My name is Jordan Markey. I have just completed a B.A. in History and Geography in NUI Galway and I am currently starting my studies for the M.A. in History here. In the Spring of 2015 I was made aware of a number of exclusive places for undergraduate history students to get involved in an upcoming exhibition in the university based on the Irish revolutionary period of 1914 – 23. I was lucky enough to be chosen as one of the three students brought on to assist with the project – the only of which that wasn’t in the final year of their undergraduate students.
My role as a research intern consisted of perusing the variety of collections within NUI Galway’s Special Collections and archives for a range of materials relating to the involvement of University College Galway in nationalism, republicanism and the events of the Easter Rising in Galway. My research brought me to investigate a broad range of materials, such as personal collections, local and national newspapers, manuscripts, witness statements and memoirs. Gathering this material also involved external trips to institutions such as the National Library, National Archives and County Museums. The final phase of my work was to compile a report of what I had discovered, and make a critical assessment of what would be the optimal material and stories to feature in a visual exhibition.
Working on this project has been immensely enjoyable, intellectually rewarding and allowed me to challenge myself academically and personally.
I have engaged with institutions such as archives, museums and libraries to an unprecedented extent in my academic career so far, leaving them being seen no longer as imposing, closed off spaces, but as very accessible, valuable and versatile places for many different avenues of research and learning. I have also met and forged professional relationships with various historians and archivists, as well as those in librarian and support services both in Galway and throughout Ireland. I have also challenged my critical thinking and research methodologies by being engaged with a project on an unparalleled scale to what I have been involved with before. It was also challenging, yet very exciting, to broaden my research interests by studying an area outside of my personal expertise.

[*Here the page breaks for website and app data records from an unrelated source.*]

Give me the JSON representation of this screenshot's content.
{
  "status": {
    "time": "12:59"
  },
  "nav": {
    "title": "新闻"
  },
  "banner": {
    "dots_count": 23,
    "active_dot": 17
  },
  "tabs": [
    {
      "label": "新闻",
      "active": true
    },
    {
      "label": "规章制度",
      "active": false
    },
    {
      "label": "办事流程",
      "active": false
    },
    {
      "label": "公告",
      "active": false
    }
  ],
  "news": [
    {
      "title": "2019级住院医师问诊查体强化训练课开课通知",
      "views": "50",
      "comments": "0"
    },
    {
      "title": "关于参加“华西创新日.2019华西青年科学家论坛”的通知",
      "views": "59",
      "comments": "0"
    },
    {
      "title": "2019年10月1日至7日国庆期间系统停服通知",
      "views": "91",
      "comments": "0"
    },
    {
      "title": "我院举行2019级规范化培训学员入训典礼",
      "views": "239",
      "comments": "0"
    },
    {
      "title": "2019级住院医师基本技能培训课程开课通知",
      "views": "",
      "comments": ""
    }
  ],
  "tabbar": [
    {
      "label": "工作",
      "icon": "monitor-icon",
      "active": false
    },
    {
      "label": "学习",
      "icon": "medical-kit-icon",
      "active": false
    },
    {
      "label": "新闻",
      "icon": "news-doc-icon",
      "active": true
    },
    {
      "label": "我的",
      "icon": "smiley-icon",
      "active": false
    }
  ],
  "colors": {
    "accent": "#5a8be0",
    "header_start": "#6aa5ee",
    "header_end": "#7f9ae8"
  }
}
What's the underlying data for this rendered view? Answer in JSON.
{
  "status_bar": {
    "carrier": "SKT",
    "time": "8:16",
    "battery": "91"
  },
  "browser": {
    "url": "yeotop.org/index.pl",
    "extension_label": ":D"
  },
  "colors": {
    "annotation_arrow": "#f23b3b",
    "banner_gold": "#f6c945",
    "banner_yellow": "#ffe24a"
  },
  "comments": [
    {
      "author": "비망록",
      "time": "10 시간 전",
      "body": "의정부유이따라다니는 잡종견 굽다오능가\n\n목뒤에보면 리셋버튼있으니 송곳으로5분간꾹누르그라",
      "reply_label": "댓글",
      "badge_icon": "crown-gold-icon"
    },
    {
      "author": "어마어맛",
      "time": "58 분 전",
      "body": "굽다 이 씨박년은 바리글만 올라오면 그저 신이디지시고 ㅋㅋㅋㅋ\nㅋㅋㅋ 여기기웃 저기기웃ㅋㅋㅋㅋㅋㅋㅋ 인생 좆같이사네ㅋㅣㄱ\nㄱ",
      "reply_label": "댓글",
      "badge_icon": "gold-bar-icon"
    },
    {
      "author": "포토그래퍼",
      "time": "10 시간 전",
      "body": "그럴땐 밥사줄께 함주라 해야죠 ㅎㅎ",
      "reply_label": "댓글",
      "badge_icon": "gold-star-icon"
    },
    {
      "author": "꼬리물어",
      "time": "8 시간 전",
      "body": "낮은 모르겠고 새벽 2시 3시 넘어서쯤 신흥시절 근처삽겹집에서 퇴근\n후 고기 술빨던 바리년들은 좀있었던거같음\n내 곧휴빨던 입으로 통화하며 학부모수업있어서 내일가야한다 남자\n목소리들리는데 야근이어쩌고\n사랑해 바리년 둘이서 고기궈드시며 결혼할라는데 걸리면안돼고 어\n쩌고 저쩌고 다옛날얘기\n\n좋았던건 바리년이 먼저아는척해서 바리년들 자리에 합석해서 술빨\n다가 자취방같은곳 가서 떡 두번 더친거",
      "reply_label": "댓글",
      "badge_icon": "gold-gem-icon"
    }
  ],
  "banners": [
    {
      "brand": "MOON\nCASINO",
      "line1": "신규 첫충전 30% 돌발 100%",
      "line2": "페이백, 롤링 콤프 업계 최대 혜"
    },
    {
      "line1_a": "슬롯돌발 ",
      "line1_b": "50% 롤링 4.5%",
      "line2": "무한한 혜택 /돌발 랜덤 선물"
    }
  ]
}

Looking back, I am extremely glad that I decided to get involved in this project. While it was not without the odd hurdle, it was a very fulfilling few weeks and a great learning process for someone like myself who is interested in a career in history. The official launch of the exhibition was a moment of great personal pride and fulfilment for a lot of challenging work. If another such opportunity arose again I would absolutely not hesitate to put myself forward and get stuck right in. I would also encourage anyone in a similar position to myself, or just with an interest in historical studies and practice, to make the most of an opportunity like this.
I would like to extend my thanks to the project co-ordinators, staff in the James Hardiman Library/Special Collections and the History Department of NUI Galway for their guidance, assistance and giving me the opportunity to work on this very worthwhile project.